=head1 CONFIGURATION

The scratch variables C<$_> and C<@_> are very common and are pretty
well understood, so they are exempt from this policy.  The same goes
for the less-frequently-used default filehandle C<_> used by stat().
All the regexp capture variables (C<$1>, C<$2>, ...) are exempt too.
C<$]> is exempt because there is no L<English|English> equivalent and
L<Module::CoreList|Module::CoreList> is based upon it.

You can add more exceptions to your configuration.  In your
perlcriticrc file, add a block like this:

  [Variables::ProhibitPunctuationVars]
  allow = $@ $!

The C<allow> property  should  be  a  whitespace-delimited  list  of
punctuation variables.

Other configuration options  control  the  parsing  of  interpolated
strings in the search for forbidden variables. They have  no  effect
on detecting punctuation variables outside of interpolated  strings.

  [Variables::ProhibitPunctuationVars]
  string_mode = thorough

The option C<string_mode>  controls  whether  and  how  interpolated
strings are searched for punctuation variables.
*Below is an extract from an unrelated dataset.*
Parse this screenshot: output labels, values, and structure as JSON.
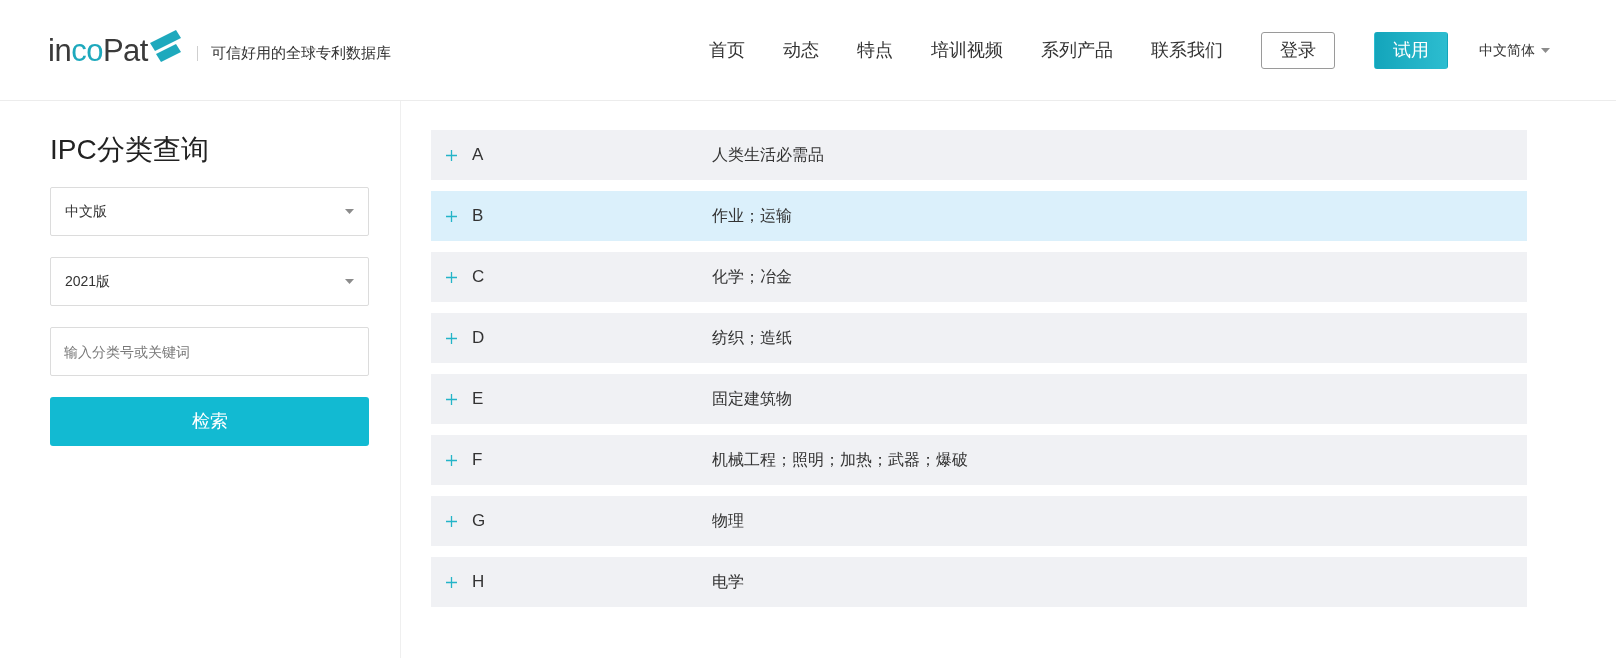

Setting
C<string_mode = thorough>, the default,  checks  for  special  cases
that may look like punctuation variables  but  aren't,  for  example
C<$#foo>, an array index count; C<$$bar>, a scalar  dereference;  or
C<$::baz>, a global symbol.

Setting C<string_mode = disable> causes all interpolated strings  to
be ignored entirely.

Setting C<string_mode = simple> uses a simple regular expression  to
find matches. In this mode, the magic variables C<$$>, C<$'>,  C<$#>
and C<$:> are ignored within interpolated strings due  to  the  high
risk of false positives. Simple mode is  retained  from  an  earlier
draft of the interpolated- strings code. Its use is only recommended
as a workaround if bugs appear in thorough mode.

The  C<string_mode>  option  will  go  away  when  the  parsing   of
interpolated strings is implemented in PPI. See  L</CAVEATS>  below.


=head1 BUGS

Punctuation variables that confuse PPI's document parsing may not be
detected  correctly  or  at  all,  and  may  prevent  detection   of
subsequent ones. In particular, C<$"> is known to cause difficulties
in interpolated strings.


=head1 CAVEATS

ProhibitPunctuationVars  relies   exclusively   on   PPI   to   find
punctuation variables in code, but does all the parsing  itself  for
interpolated strings. When, at some  point,  this  functionality  is
transferred to PPI, ProhibitPunctuationVars  will  cease  doing  the
interpolating  and  the  C<string_mode>   option   will   go   away.


=head1 AUTHOR

Jeffrey Ryan Thalhammer <jeff@imaginative-software.com>


=head1 COPYRIGHT

Copyright (c) 2005-2011 Imaginative Software Systems.  All rights reserved.

This program is free software; you can redistribute it and/or modify
it under the same terms as Perl itself.  The full text of this license
can be found in the LICENSE file included with this module.

=cut

# Local Variables:
#   mode: cperl
#   cperl-indent-level: 4
#   fill-column: 78
#   indent-tabs-mode: nil
#   c-indentation-style: bsd
# End:
# ex: set ts=8 sts=4 sw=4 tw=78 ft=perl expandtab shiftround :